Heat Exchangers Used for Wort Cooling
The beer-making process begins with the wort, made from hot water and malted barley. The brewer boils the mixture, and the resulting liquid – wort – is what will be fermented into beer. However, before the fermentation process begins, the wort must be cooled as quickly as possible. Taking too long to cool the wort can result in a spoiled product or affect the flavor.
While homebrewing and smaller operations may be able to do this efficiently using just ice and cold water, larger commercial operations benefit from using equipment that cools wort quickly. A shell and tube heat exchanger is a highly effective and sanitary way to chill wort.
Shell and tube heat exchangers consist of multiple tubes connected in a tube bundle, which is installed inside a larger shell. Hot product enters the exchanger inside the tubes, while a cold liquid enters into the shell. As the hot and cold liquids flow through the exchanger, heat is transferred through the tubes separating the two streams, cooling the product to the desired temperature.

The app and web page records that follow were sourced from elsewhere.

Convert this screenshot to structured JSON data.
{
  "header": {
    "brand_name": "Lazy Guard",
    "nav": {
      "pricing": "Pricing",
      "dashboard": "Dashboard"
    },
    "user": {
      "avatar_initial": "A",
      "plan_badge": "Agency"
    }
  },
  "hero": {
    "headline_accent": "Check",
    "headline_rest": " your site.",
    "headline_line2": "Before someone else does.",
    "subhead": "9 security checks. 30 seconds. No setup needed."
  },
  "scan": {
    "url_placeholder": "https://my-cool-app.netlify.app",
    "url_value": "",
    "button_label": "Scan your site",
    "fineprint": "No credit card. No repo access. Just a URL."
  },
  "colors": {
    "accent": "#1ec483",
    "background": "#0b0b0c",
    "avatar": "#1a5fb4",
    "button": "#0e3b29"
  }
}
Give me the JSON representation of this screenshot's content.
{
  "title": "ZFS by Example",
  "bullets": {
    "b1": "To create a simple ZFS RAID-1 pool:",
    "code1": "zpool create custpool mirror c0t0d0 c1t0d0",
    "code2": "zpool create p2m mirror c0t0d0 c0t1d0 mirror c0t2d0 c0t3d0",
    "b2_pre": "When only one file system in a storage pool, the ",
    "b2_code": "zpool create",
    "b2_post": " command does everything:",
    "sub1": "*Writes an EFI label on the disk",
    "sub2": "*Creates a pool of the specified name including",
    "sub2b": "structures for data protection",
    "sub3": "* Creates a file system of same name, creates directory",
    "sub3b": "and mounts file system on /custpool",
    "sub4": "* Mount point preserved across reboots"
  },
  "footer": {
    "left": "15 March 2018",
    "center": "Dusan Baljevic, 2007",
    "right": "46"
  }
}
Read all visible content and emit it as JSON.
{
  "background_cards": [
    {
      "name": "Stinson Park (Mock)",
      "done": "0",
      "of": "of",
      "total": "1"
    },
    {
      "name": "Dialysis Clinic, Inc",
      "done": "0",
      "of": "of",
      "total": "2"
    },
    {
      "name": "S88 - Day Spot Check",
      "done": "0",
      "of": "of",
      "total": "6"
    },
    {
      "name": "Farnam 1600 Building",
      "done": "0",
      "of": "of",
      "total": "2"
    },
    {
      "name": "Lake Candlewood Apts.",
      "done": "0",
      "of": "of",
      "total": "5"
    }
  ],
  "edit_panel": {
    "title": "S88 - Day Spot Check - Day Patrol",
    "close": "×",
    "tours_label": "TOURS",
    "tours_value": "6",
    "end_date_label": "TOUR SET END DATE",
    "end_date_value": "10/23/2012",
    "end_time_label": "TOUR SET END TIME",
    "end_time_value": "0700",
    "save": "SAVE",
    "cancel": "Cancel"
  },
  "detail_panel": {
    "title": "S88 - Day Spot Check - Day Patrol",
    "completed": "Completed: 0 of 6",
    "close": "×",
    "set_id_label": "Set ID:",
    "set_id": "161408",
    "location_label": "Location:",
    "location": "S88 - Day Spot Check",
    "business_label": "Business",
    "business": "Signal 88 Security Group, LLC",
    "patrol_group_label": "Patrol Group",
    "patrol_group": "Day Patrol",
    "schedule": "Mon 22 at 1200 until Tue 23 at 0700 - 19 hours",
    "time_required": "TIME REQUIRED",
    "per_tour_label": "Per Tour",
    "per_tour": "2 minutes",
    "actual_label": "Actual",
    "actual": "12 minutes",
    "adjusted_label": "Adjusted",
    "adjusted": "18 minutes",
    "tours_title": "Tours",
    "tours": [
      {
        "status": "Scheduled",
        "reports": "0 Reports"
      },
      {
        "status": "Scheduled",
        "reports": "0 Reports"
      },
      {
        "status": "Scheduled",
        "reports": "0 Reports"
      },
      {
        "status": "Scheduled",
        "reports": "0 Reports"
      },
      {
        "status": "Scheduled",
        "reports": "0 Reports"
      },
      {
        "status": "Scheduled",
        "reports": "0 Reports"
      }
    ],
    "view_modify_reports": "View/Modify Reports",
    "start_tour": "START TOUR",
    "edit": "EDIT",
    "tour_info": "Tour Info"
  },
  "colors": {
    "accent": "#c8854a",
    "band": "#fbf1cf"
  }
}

Shell and tube heat exchangers are versatile in their flow pattern options. Countercurrent flow is the most popular, as it offers the fastest and most efficient heat transfer. This refers to when the shellside liquid and tubeside liquid flow in opposite directions, each entering and leaving the exchanger at opposite ends.